Work required: Please report every line in the entries that contains the string "values".

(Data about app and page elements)
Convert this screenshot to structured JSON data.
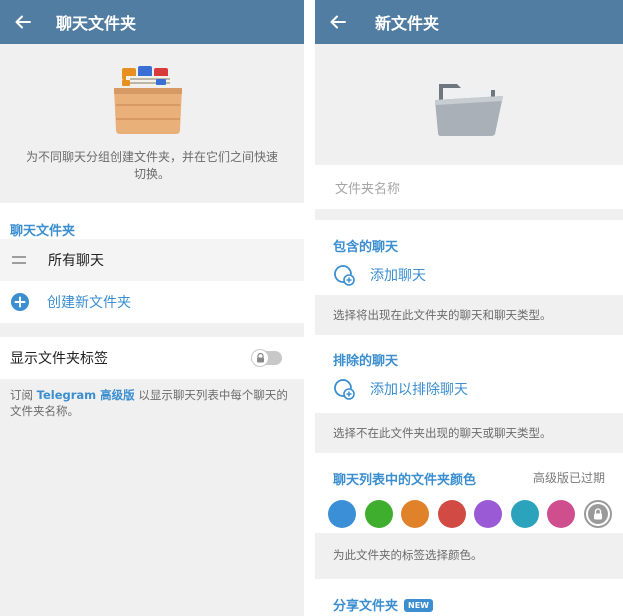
{
  "left": {
    "title": "聊天文件夹",
    "hero_desc": "为不同聊天分组创建文件夹，并在它们之间快速切换。",
    "section_title": "聊天文件夹",
    "folders": [
      {
        "label": "所有聊天"
      }
    ],
    "create_label": "创建新文件夹",
    "show_tags_label": "显示文件夹标签",
    "tags_toggle_on": false,
    "tip_prefix": "订阅 ",
    "tip_bold": "Telegram 高级版",
    "tip_suffix": " 以显示聊天列表中每个聊天的文件夹名称。"
  },
  "right": {
    "title": "新文件夹",
    "name_placeholder": "文件夹名称",
    "included_title": "包含的聊天",
    "add_chats_label": "添加聊天",
    "included_tip": "选择将出现在此文件夹的聊天和聊天类型。",
    "excluded_title": "排除的聊天",
    "add_excluded_label": "添加以排除聊天",
    "excluded_tip": "选择不在此文件夹出现的聊天或聊天类型。",
    "color_title": "聊天列表中的文件夹颜色",
    "color_status": "高级版已过期",
    "colors": [
      "#3a8fd6",
      "#3fae2e",
      "#e0822a",
      "#d14a44",
      "#9a5ad6",
      "#2ca3bd",
      "#cf4f8e"
    ],
    "color_tip": "为此文件夹的标签选择颜色。",
    "share_title": "分享文件夹",
    "new_badge": "NEW"
  }
}
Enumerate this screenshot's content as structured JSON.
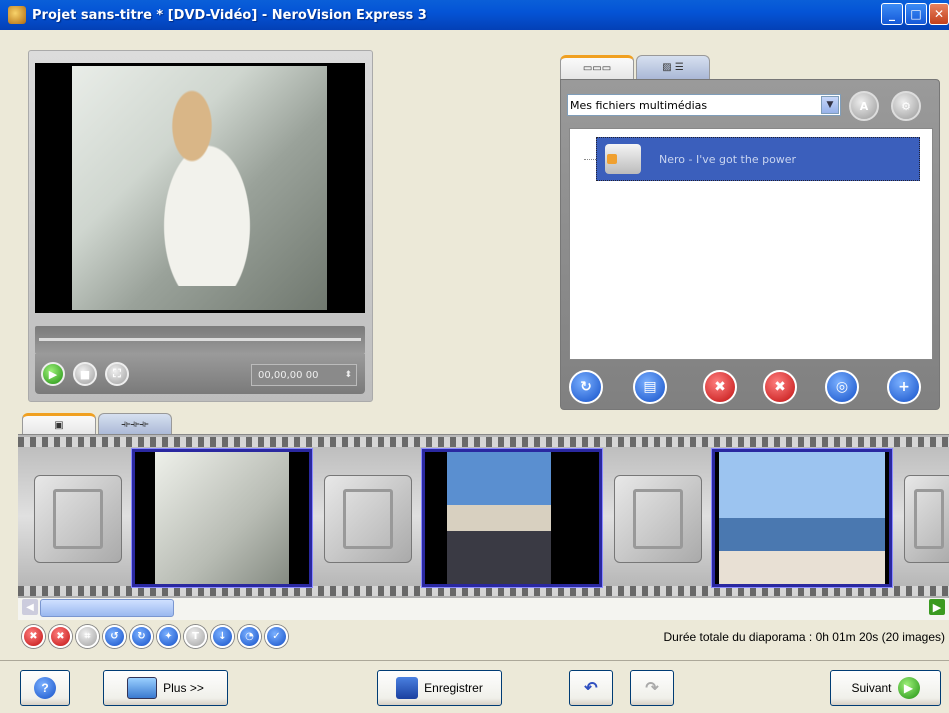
{
  "window": {
    "title": "Projet sans-titre * [DVD-Vidéo] - NeroVision Express 3",
    "min_icon": "minimize-icon",
    "max_icon": "maximize-icon",
    "close_icon": "close-icon"
  },
  "preview": {
    "timecode": "00,00,00 00",
    "play_icon": "play-icon",
    "stop_icon": "stop-icon",
    "fullscreen_icon": "fullscreen-icon"
  },
  "browser": {
    "tabs": [
      "▭▭▭",
      "▨ ☰"
    ],
    "source_select": "Mes fichiers multimédias",
    "media_items": [
      {
        "label": "Nero - I've got the power",
        "icon": "audio-file-icon"
      }
    ]
  },
  "film_tabs": [
    "▣",
    "⟛⟛⟛"
  ],
  "status": {
    "duration": "Durée totale du diaporama : 0h 01m 20s (20 images)"
  },
  "buttons": {
    "help": "?",
    "more": "Plus >>",
    "save": "Enregistrer",
    "next": "Suivant"
  },
  "colors": {
    "titlebar": "#0454d6",
    "selection": "#3b5fbc",
    "slide_border": "#2a28a0"
  }
}
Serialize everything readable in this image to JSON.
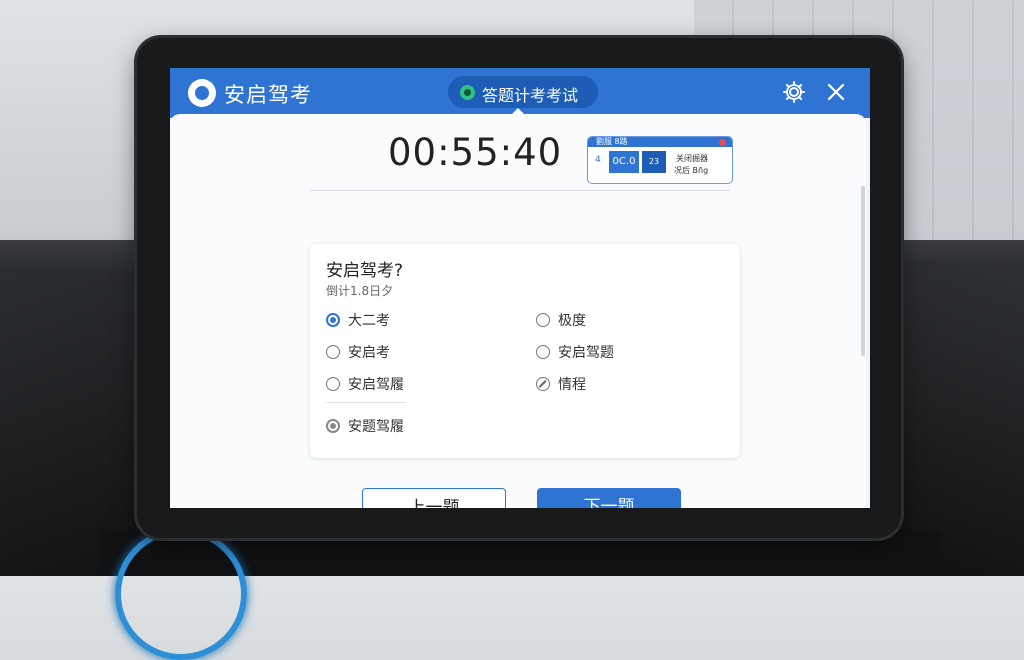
{
  "window": {
    "app_title": "安启驾考",
    "mode_label": "答题计考考试"
  },
  "timer": {
    "value": "00:55:40"
  },
  "mini_panel": {
    "header": "劉服 8路",
    "left_num": "4",
    "box1": "0C.0",
    "box2": "23",
    "line1": "关闭掘器",
    "line2": "况后 Bñg"
  },
  "question": {
    "title": "安启驾考?",
    "subtitle": "倒计1.8日夕",
    "options": [
      {
        "label": "大二考",
        "state": "selected"
      },
      {
        "label": "极度",
        "state": "empty"
      },
      {
        "label": "安启考",
        "state": "empty"
      },
      {
        "label": "安启驾题",
        "state": "empty"
      },
      {
        "label": "安启驾履",
        "state": "empty"
      },
      {
        "label": "情程",
        "state": "slashed"
      },
      {
        "label": "安题驾履",
        "state": "gray"
      }
    ]
  },
  "buttons": {
    "prev": "上一题",
    "next": "下一题"
  },
  "colors": {
    "primary": "#2f74d3",
    "primary_dark": "#1d5db5",
    "accent_green": "#2fc282"
  }
}
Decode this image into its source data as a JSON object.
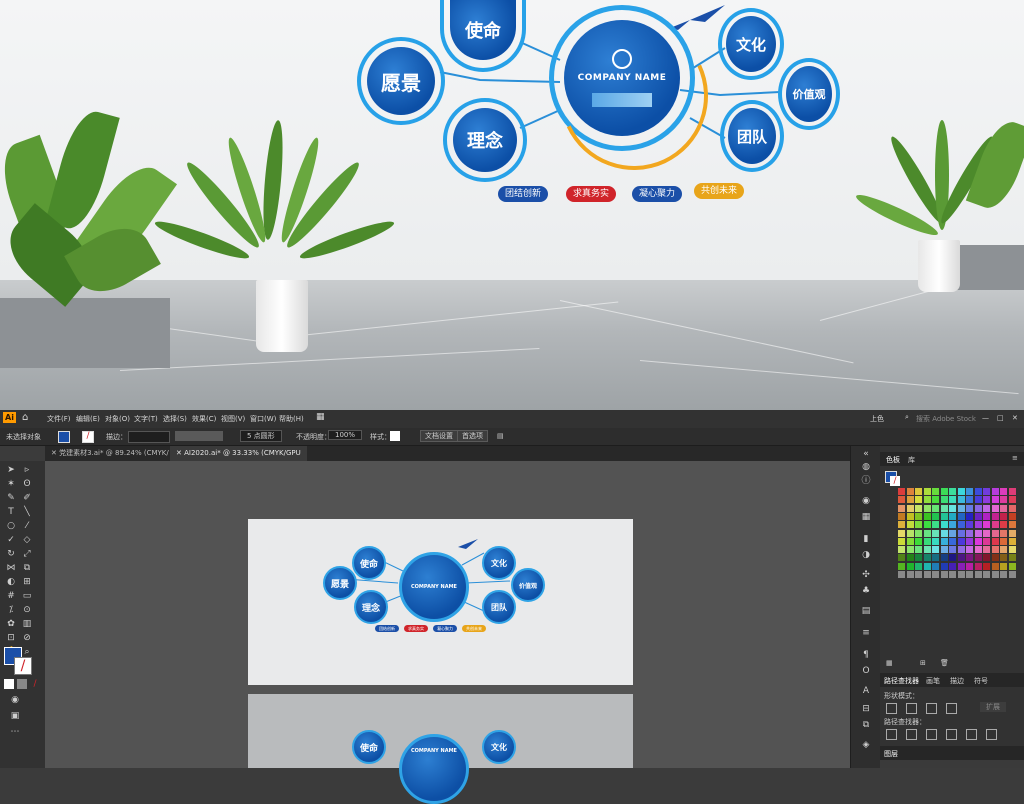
{
  "photo": {
    "logo": "COMPANY NAME",
    "bubbles": {
      "vision": "愿景",
      "mission": "使命",
      "philosophy": "理念",
      "culture": "文化",
      "values": "价值观",
      "team": "团队"
    },
    "tags": [
      {
        "label": "团结创新",
        "color": "#1b4fa8"
      },
      {
        "label": "求真务实",
        "color": "#d0242a"
      },
      {
        "label": "凝心聚力",
        "color": "#1b4fa8"
      },
      {
        "label": "共创未来",
        "color": "#e8a51a"
      }
    ]
  },
  "illustrator": {
    "app_badge": "Ai",
    "menu": [
      "文件(F)",
      "编辑(E)",
      "对象(O)",
      "文字(T)",
      "选择(S)",
      "效果(C)",
      "视图(V)",
      "窗口(W)",
      "帮助(H)"
    ],
    "workspace": "上色",
    "search_placeholder": "搜索 Adobe Stock",
    "control": {
      "selection": "未选择对象",
      "stroke_label": "描边：",
      "brush": "5 点圆形",
      "opacity_label": "不透明度：",
      "opacity_value": "100%",
      "style_label": "样式：",
      "doc_setup": "文档设置",
      "preferences": "首选项"
    },
    "tabs": [
      {
        "label": "党建素材3.ai* @ 89.24% (CMYK/预览)",
        "active": false
      },
      {
        "label": "AI2020.ai* @ 33.33% (CMYK/GPU 预览)",
        "active": true
      }
    ],
    "artboard": {
      "logo": "COMPANY NAME",
      "bubbles": {
        "vision": "愿景",
        "mission": "使命",
        "philosophy": "理念",
        "culture": "文化",
        "values": "价值观",
        "team": "团队"
      },
      "tags": [
        {
          "label": "团结创新",
          "color": "#1b4fa8"
        },
        {
          "label": "求真务实",
          "color": "#d0242a"
        },
        {
          "label": "凝心聚力",
          "color": "#1b4fa8"
        },
        {
          "label": "共创未来",
          "color": "#e8a51a"
        }
      ]
    },
    "panels": {
      "swatches_tab": "色板",
      "library_tab": "库",
      "pathfinder_tabs": [
        "路径查找器",
        "画笔",
        "描边",
        "符号"
      ],
      "shape_modes": "形状模式：",
      "expand": "扩展",
      "pathfinders": "路径查找器：",
      "layers_tab": "图层"
    }
  }
}
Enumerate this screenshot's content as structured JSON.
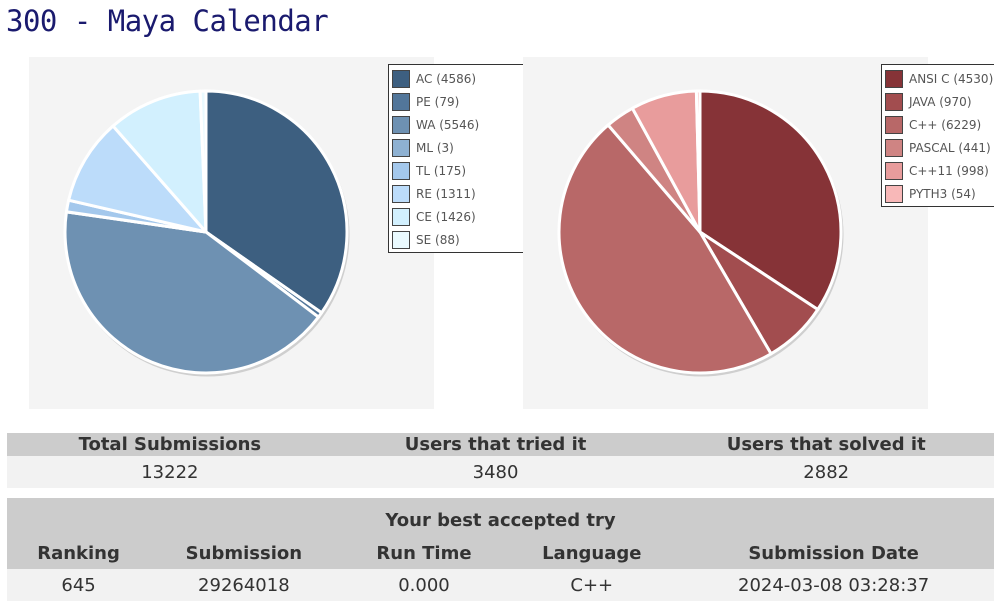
{
  "page": {
    "title": "300 - Maya Calendar"
  },
  "chart_data": [
    {
      "type": "pie",
      "legend_position": "right",
      "slices": [
        {
          "label": "AC",
          "value": 4586,
          "color": "#3d5f80"
        },
        {
          "label": "PE",
          "value": 79,
          "color": "#52769a"
        },
        {
          "label": "WA",
          "value": 5546,
          "color": "#6e91b2"
        },
        {
          "label": "ML",
          "value": 3,
          "color": "#8eb1d2"
        },
        {
          "label": "TL",
          "value": 175,
          "color": "#a4c8ec"
        },
        {
          "label": "RE",
          "value": 1311,
          "color": "#bcdcfa"
        },
        {
          "label": "CE",
          "value": 1426,
          "color": "#d2f0fe"
        },
        {
          "label": "SE",
          "value": 88,
          "color": "#eafaff"
        }
      ],
      "legend_entries": [
        "AC (4586)",
        "PE (79)",
        "WA (5546)",
        "ML (3)",
        "TL (175)",
        "RE (1311)",
        "CE (1426)",
        "SE (88)"
      ]
    },
    {
      "type": "pie",
      "legend_position": "right",
      "slices": [
        {
          "label": "ANSI C",
          "value": 4530,
          "color": "#863337"
        },
        {
          "label": "JAVA",
          "value": 970,
          "color": "#a24d4f"
        },
        {
          "label": "C++",
          "value": 6229,
          "color": "#b86868"
        },
        {
          "label": "PASCAL",
          "value": 441,
          "color": "#cf8483"
        },
        {
          "label": "C++11",
          "value": 998,
          "color": "#e89c9c"
        },
        {
          "label": "PYTH3",
          "value": 54,
          "color": "#f8b8b8"
        }
      ],
      "legend_entries": [
        "ANSI C (4530)",
        "JAVA (970)",
        "C++ (6229)",
        "PASCAL (441)",
        "C++11 (998)",
        "PYTH3 (54)"
      ]
    }
  ],
  "summary": {
    "headers": [
      "Total Submissions",
      "Users that tried it",
      "Users that solved it"
    ],
    "values": [
      "13222",
      "3480",
      "2882"
    ]
  },
  "best_try": {
    "title": "Your best accepted try",
    "headers": [
      "Ranking",
      "Submission",
      "Run Time",
      "Language",
      "Submission Date"
    ],
    "values": [
      "645",
      "29264018",
      "0.000",
      "C++",
      "2024-03-08 03:28:37"
    ]
  }
}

Your response:
      "values": "价值观",
        "values": "价值观",
    "values": [
    "values": [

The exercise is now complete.